=== Begin Enclosure ===
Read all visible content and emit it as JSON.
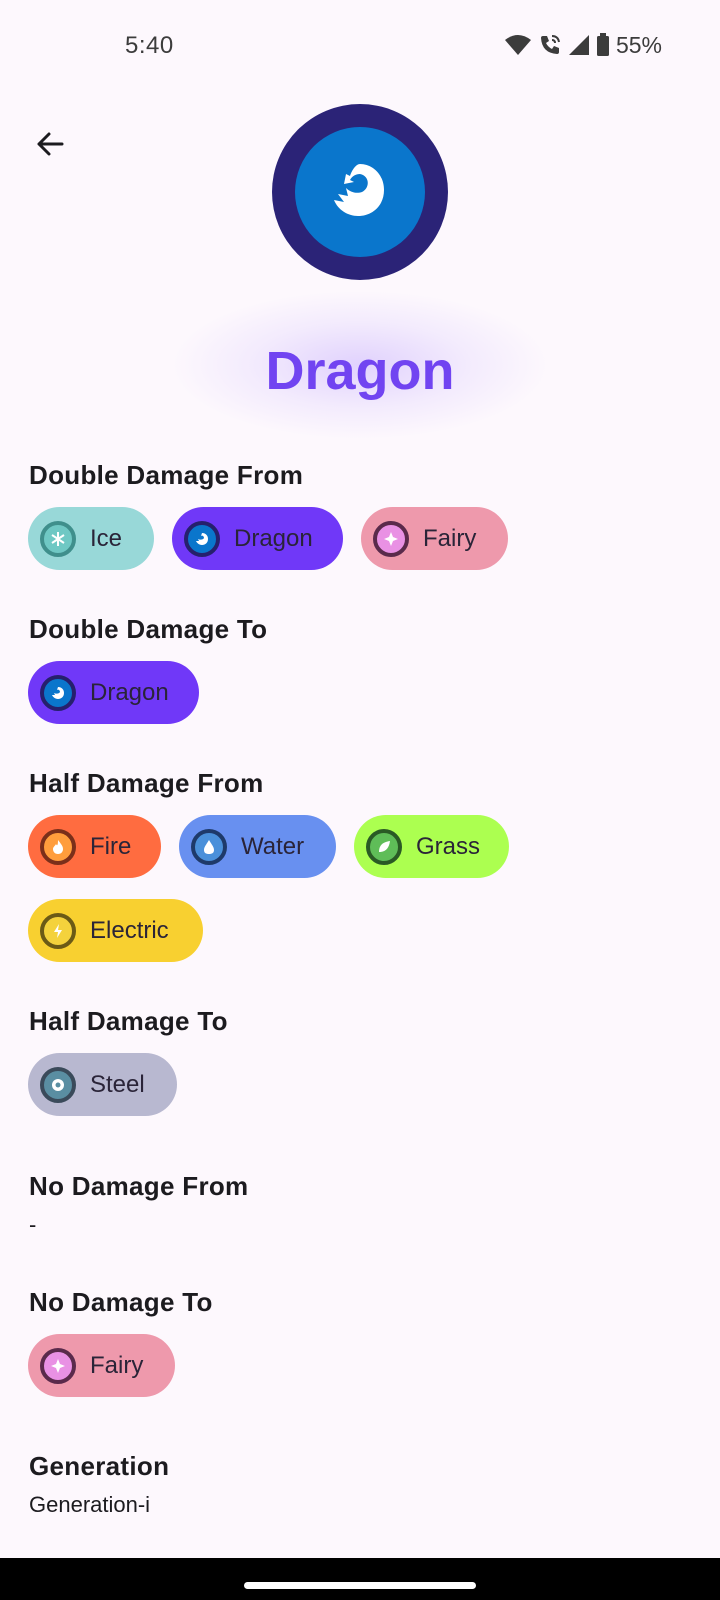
{
  "status_bar": {
    "time": "5:40",
    "battery": "55%"
  },
  "header": {
    "back_icon": "arrow-left-icon",
    "type_icon": "dragon-icon",
    "title": "Dragon",
    "title_color": "#7144f1"
  },
  "sections": {
    "double_damage_from": {
      "heading": "Double Damage From",
      "chips": [
        {
          "label": "Ice",
          "bg": "#98d8d8"
        },
        {
          "label": "Dragon",
          "bg": "#7038f8"
        },
        {
          "label": "Fairy",
          "bg": "#ee99ac"
        }
      ]
    },
    "double_damage_to": {
      "heading": "Double Damage To",
      "chips": [
        {
          "label": "Dragon",
          "bg": "#7038f8"
        }
      ]
    },
    "half_damage_from": {
      "heading": "Half Damage From",
      "chips": [
        {
          "label": "Fire",
          "bg": "#ff6c40"
        },
        {
          "label": "Water",
          "bg": "#6890f0"
        },
        {
          "label": "Grass",
          "bg": "#acff50"
        },
        {
          "label": "Electric",
          "bg": "#f8d030"
        }
      ]
    },
    "half_damage_to": {
      "heading": "Half Damage To",
      "chips": [
        {
          "label": "Steel",
          "bg": "#b8b8d0"
        }
      ]
    },
    "no_damage_from": {
      "heading": "No Damage From",
      "value": "-"
    },
    "no_damage_to": {
      "heading": "No Damage To",
      "chips": [
        {
          "label": "Fairy",
          "bg": "#ee99ac"
        }
      ]
    },
    "generation": {
      "heading": "Generation",
      "value": "Generation-i"
    }
  }
}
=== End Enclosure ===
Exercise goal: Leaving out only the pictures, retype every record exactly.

Solution:
Read all visible content and emit it as JSON.
{
  "status_bar": {
    "time": "5:40",
    "battery": "55%"
  },
  "header": {
    "back_icon": "arrow-left-icon",
    "type_icon": "dragon-icon",
    "title": "Dragon",
    "title_color": "#7144f1"
  },
  "sections": {
    "double_damage_from": {
      "heading": "Double Damage From",
      "chips": [
        {
          "label": "Ice",
          "bg": "#98d8d8"
        },
        {
          "label": "Dragon",
          "bg": "#7038f8"
        },
        {
          "label": "Fairy",
          "bg": "#ee99ac"
        }
      ]
    },
    "double_damage_to": {
      "heading": "Double Damage To",
      "chips": [
        {
          "label": "Dragon",
          "bg": "#7038f8"
        }
      ]
    },
    "half_damage_from": {
      "heading": "Half Damage From",
      "chips": [
        {
          "label": "Fire",
          "bg": "#ff6c40"
        },
        {
          "label": "Water",
          "bg": "#6890f0"
        },
        {
          "label": "Grass",
          "bg": "#acff50"
        },
        {
          "label": "Electric",
          "bg": "#f8d030"
        }
      ]
    },
    "half_damage_to": {
      "heading": "Half Damage To",
      "chips": [
        {
          "label": "Steel",
          "bg": "#b8b8d0"
        }
      ]
    },
    "no_damage_from": {
      "heading": "No Damage From",
      "value": "-"
    },
    "no_damage_to": {
      "heading": "No Damage To",
      "chips": [
        {
          "label": "Fairy",
          "bg": "#ee99ac"
        }
      ]
    },
    "generation": {
      "heading": "Generation",
      "value": "Generation-i"
    }
  }
}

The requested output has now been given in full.